■ **Problem to work on**:
Where the records below show a line containing "What's the underlying", start copying; end with the line containing "Output a JSON", and copy it too.

■ **Input**:

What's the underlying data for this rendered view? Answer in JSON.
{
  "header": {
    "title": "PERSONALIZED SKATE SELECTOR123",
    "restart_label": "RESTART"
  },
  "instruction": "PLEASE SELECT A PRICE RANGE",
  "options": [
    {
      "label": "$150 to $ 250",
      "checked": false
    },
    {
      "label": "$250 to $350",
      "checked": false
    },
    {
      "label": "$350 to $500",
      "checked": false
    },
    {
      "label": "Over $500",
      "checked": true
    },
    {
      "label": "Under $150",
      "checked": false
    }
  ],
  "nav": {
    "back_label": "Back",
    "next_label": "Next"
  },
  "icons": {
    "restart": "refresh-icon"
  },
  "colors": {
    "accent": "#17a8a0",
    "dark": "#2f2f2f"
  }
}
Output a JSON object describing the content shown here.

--

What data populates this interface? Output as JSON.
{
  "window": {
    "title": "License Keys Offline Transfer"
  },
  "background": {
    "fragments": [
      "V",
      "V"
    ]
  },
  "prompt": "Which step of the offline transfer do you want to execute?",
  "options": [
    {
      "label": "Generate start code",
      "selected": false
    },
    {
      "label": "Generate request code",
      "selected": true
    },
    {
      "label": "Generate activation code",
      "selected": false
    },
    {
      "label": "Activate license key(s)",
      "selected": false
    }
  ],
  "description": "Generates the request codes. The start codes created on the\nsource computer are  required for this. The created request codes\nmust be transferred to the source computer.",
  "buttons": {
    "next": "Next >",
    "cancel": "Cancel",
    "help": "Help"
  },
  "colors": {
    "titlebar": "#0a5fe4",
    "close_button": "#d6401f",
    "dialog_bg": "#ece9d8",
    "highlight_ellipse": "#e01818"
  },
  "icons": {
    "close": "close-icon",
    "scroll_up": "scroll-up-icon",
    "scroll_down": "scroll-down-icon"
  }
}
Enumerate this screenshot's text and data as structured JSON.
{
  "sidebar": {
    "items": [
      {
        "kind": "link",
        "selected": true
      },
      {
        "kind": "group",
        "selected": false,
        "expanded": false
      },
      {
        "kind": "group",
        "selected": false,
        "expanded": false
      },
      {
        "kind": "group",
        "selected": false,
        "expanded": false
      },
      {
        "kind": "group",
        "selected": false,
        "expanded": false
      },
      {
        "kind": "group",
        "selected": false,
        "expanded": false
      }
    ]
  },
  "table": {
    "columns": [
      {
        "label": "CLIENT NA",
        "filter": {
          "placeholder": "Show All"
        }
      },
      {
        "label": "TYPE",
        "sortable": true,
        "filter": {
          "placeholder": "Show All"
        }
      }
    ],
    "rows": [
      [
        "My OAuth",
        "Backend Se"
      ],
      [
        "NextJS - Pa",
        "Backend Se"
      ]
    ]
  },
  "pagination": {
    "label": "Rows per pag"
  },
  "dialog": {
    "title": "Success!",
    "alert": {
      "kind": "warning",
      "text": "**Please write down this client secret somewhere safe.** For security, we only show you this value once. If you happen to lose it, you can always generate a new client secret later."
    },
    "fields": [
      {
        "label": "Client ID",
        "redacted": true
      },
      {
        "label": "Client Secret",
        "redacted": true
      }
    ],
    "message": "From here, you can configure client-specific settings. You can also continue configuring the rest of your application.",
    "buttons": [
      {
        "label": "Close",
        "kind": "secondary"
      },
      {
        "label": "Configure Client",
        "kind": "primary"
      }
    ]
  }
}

■ **Answer space**:
What's the underlying data for this rendered view? Answer in JSON.
{
  "header": {
    "title": "PERSONALIZED SKATE SELECTOR123",
    "restart_label": "RESTART"
  },
  "instruction": "PLEASE SELECT A PRICE RANGE",
  "options": [
    {
      "label": "$150 to $ 250",
      "checked": false
    },
    {
      "label": "$250 to $350",
      "checked": false
    },
    {
      "label": "$350 to $500",
      "checked": false
    },
    {
      "label": "Over $500",
      "checked": true
    },
    {
      "label": "Under $150",
      "checked": false
    }
  ],
  "nav": {
    "back_label": "Back",
    "next_label": "Next"
  },
  "icons": {
    "restart": "refresh-icon"
  },
  "colors": {
    "accent": "#17a8a0",
    "dark": "#2f2f2f"
  }
}
Output a JSON object describing the content shown here.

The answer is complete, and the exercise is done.